Hidden Premise 1) [Restricting abortion] is [restricting a woman’s right to control her own body].
Stated Premise 2) [Restricting a woman’s right to control her own body] is .
Stated Conclusion) Therefore, [restricting abortion] is .

Note: brackets are used to help keep track of the terms of each proposition to more clearly see the relationships between terms. Now we can see that this is indeed a valid structure because the conclusion does necessarily follow if the premises are true. But the argument still has to pass 2 other tests for the conclusion to be true: clear terms and true premises. In this case, the fetus is a separate human body with its own DNA, fingerprints, blood type, and gender, residing in the mother’s body. Therefore, it is not  part of her body, so the hidden premise is false. Also, most people wouldn’t think twice about restricting a woman’s right to control her own body if she were trying to commit suicide, so it would seem that even the stated premise is not true (at least not without being more specific). Now, the stated conclusion could still be true, but not for the reasons given by the author. This, then, is not a sound argument.

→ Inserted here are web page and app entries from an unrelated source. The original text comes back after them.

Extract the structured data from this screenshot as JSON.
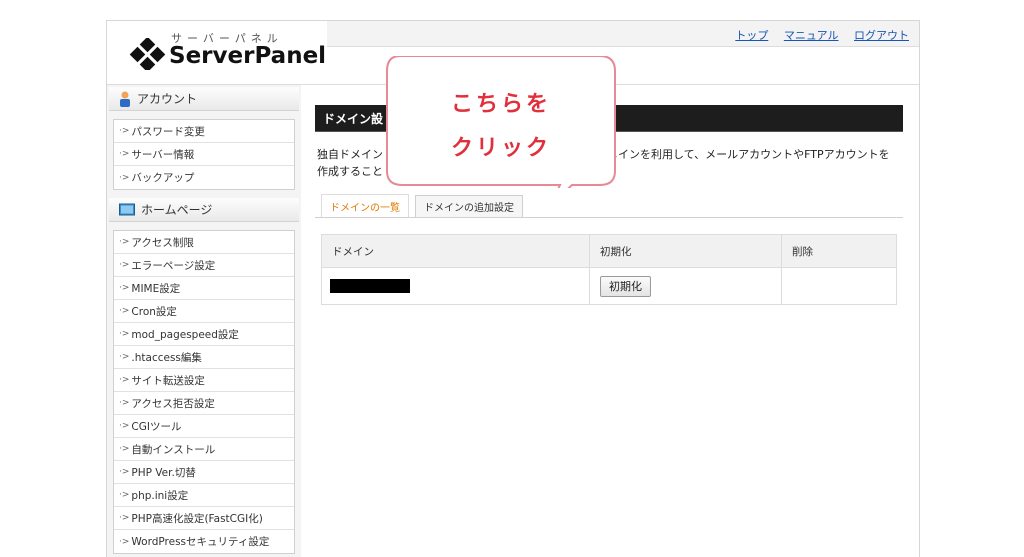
{
  "logo": {
    "sub": "サーバーパネル",
    "name": "ServerPanel"
  },
  "toplinks": [
    "トップ",
    "マニュアル",
    "ログアウト"
  ],
  "sidebar": {
    "account": {
      "heading": "アカウント",
      "items": [
        "パスワード変更",
        "サーバー情報",
        "バックアップ"
      ]
    },
    "homepage": {
      "heading": "ホームページ",
      "items": [
        "アクセス制限",
        "エラーページ設定",
        "MIME設定",
        "Cron設定",
        "mod_pagespeed設定",
        ".htaccess編集",
        "サイト転送設定",
        "アクセス拒否設定",
        "CGIツール",
        "自動インストール",
        "PHP Ver.切替",
        "php.ini設定",
        "PHP高速化設定(FastCGI化)",
        "WordPressセキュリティ設定"
      ]
    }
  },
  "main": {
    "title": "ドメイン設",
    "desc_line1_left": "独自ドメイン",
    "desc_line1_right": "メインを利用して、メールアカウントやFTPアカウントを",
    "desc_line2": "作成すること",
    "tabs": [
      "ドメインの一覧",
      "ドメインの追加設定"
    ],
    "table": {
      "headers": [
        "ドメイン",
        "初期化",
        "削除"
      ],
      "init_button": "初期化"
    }
  },
  "callout": {
    "line1": "こちらを",
    "line2": "クリック",
    "color": "#e0303c"
  }
}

So before you share that next clever meme that supports your view, or get frustrated by one that doesn’t, take a few minutes to look for hidden assumptions. Then examine their logic. You might just be surprised how many popular sentiments don’t have a leg to stand on.


[1] https://en.wikipedia.org/wiki/Meme, accessed 2015-10-06.
[2] Peter Kreeft, Socratic Logic, Ed. 3.1 (St. Augustine’s Press, 2010), pp. 264-275, “Enthymemes”. This chapter includes this bit of wisdom – “[T]here is no more practical skill you can learn from a logic course than this: how to smoke out an arguer’s hidden assumptions.” Indeed!
[3] ibid., p272, Exercise #20.